ABOUT THIS TASK
Return the data below exactly as given, except for the images.

Component data from apps and pages
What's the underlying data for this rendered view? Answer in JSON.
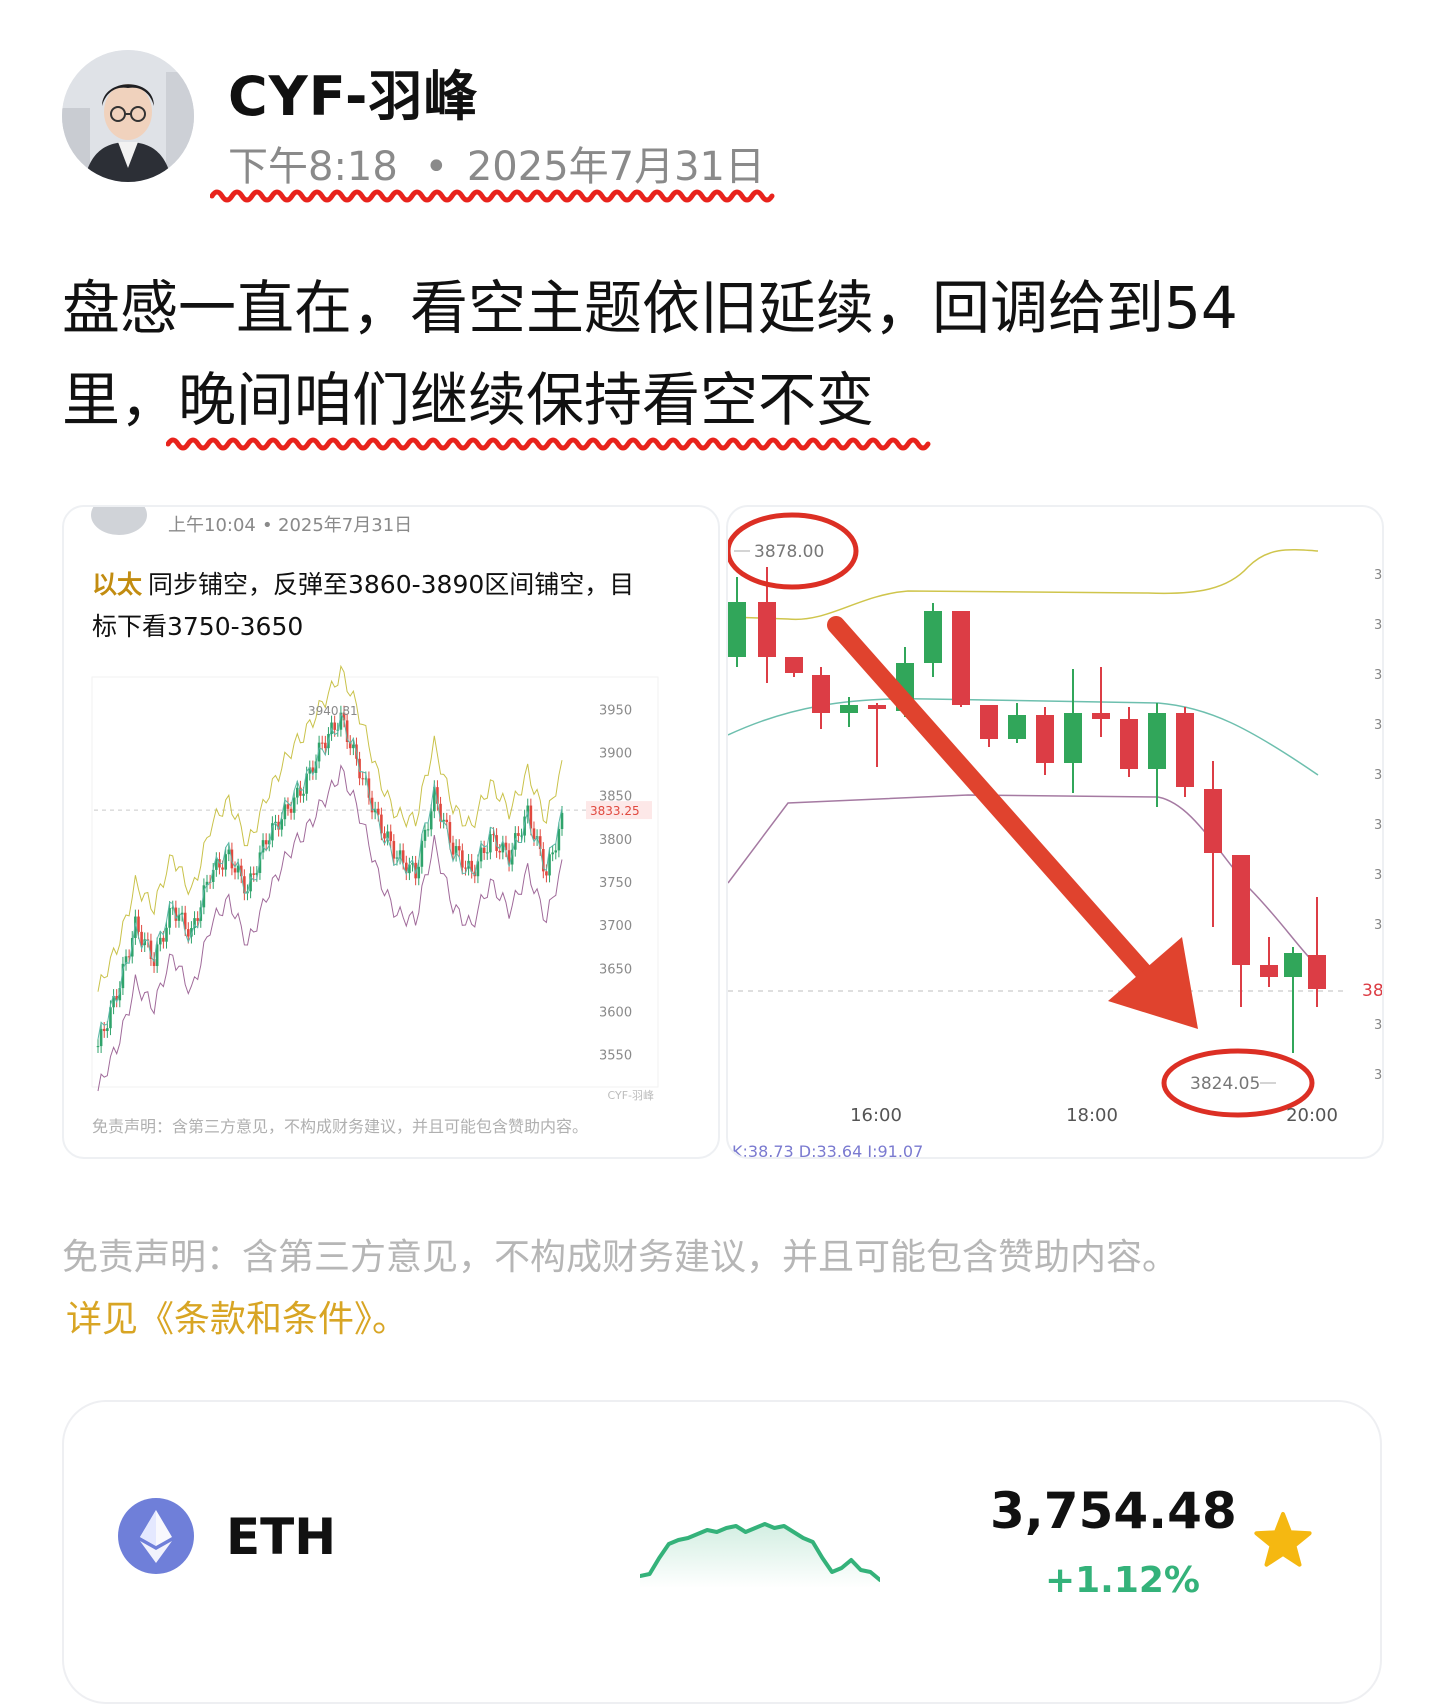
{
  "header": {
    "author": "CYF-羽峰",
    "time": "下午8:18",
    "separator": "•",
    "date": "2025年7月31日"
  },
  "post": {
    "line1": "盘感一直在，看空主题依旧延续，回调给到54",
    "line2_prefix": "里，",
    "line2_highlight": "晚间咱们继续保持看空不变"
  },
  "left_card": {
    "time": "上午10:04",
    "separator": "•",
    "date": "2025年7月31日",
    "highlight": "以太",
    "text_line1": "同步铺空，反弹至3860-3890区间铺空，目",
    "text_line2": "标下看3750-3650",
    "disclaimer": "免责声明：含第三方意见，不构成财务建议，并且可能包含赞助内容。",
    "watermark": "CYF-羽峰",
    "chart_data": {
      "type": "line",
      "yticks": [
        3950,
        3900,
        3850,
        3800,
        3750,
        3700,
        3650,
        3600,
        3550
      ],
      "high_label": "3940.81",
      "current_price_label": "3833.25",
      "ylim": [
        3530,
        3970
      ]
    }
  },
  "right_card": {
    "chart_data": {
      "type": "bar",
      "x_ticks": [
        "16:00",
        "18:00",
        "20:00"
      ],
      "high_label": "3878.00",
      "low_label": "3824.05",
      "right_edge_label": "38",
      "indicator_text": "K:38.73 D:33.64 J:91.07"
    }
  },
  "footer": {
    "disclaimer": "免责声明：含第三方意见，不构成财务建议，并且可能包含赞助内容。",
    "terms": "详见《条款和条件》。"
  },
  "ticker": {
    "symbol": "ETH",
    "price": "3,754.48",
    "change": "+1.12%",
    "icon": "eth-icon",
    "favorite_icon": "star-icon",
    "accent": "#34b27a",
    "star_color": "#f5b811"
  }
}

EXERCISE RESULT
What's the underlying data for this rendered view? Answer in JSON.
{
  "header": {
    "author": "CYF-羽峰",
    "time": "下午8:18",
    "separator": "•",
    "date": "2025年7月31日"
  },
  "post": {
    "line1": "盘感一直在，看空主题依旧延续，回调给到54",
    "line2_prefix": "里，",
    "line2_highlight": "晚间咱们继续保持看空不变"
  },
  "left_card": {
    "time": "上午10:04",
    "separator": "•",
    "date": "2025年7月31日",
    "highlight": "以太",
    "text_line1": "同步铺空，反弹至3860-3890区间铺空，目",
    "text_line2": "标下看3750-3650",
    "disclaimer": "免责声明：含第三方意见，不构成财务建议，并且可能包含赞助内容。",
    "watermark": "CYF-羽峰",
    "chart_data": {
      "type": "line",
      "yticks": [
        3950,
        3900,
        3850,
        3800,
        3750,
        3700,
        3650,
        3600,
        3550
      ],
      "high_label": "3940.81",
      "current_price_label": "3833.25",
      "ylim": [
        3530,
        3970
      ]
    }
  },
  "right_card": {
    "chart_data": {
      "type": "bar",
      "x_ticks": [
        "16:00",
        "18:00",
        "20:00"
      ],
      "high_label": "3878.00",
      "low_label": "3824.05",
      "right_edge_label": "38",
      "indicator_text": "K:38.73 D:33.64 J:91.07"
    }
  },
  "footer": {
    "disclaimer": "免责声明：含第三方意见，不构成财务建议，并且可能包含赞助内容。",
    "terms": "详见《条款和条件》。"
  },
  "ticker": {
    "symbol": "ETH",
    "price": "3,754.48",
    "change": "+1.12%",
    "icon": "eth-icon",
    "favorite_icon": "star-icon",
    "accent": "#34b27a",
    "star_color": "#f5b811"
  }
}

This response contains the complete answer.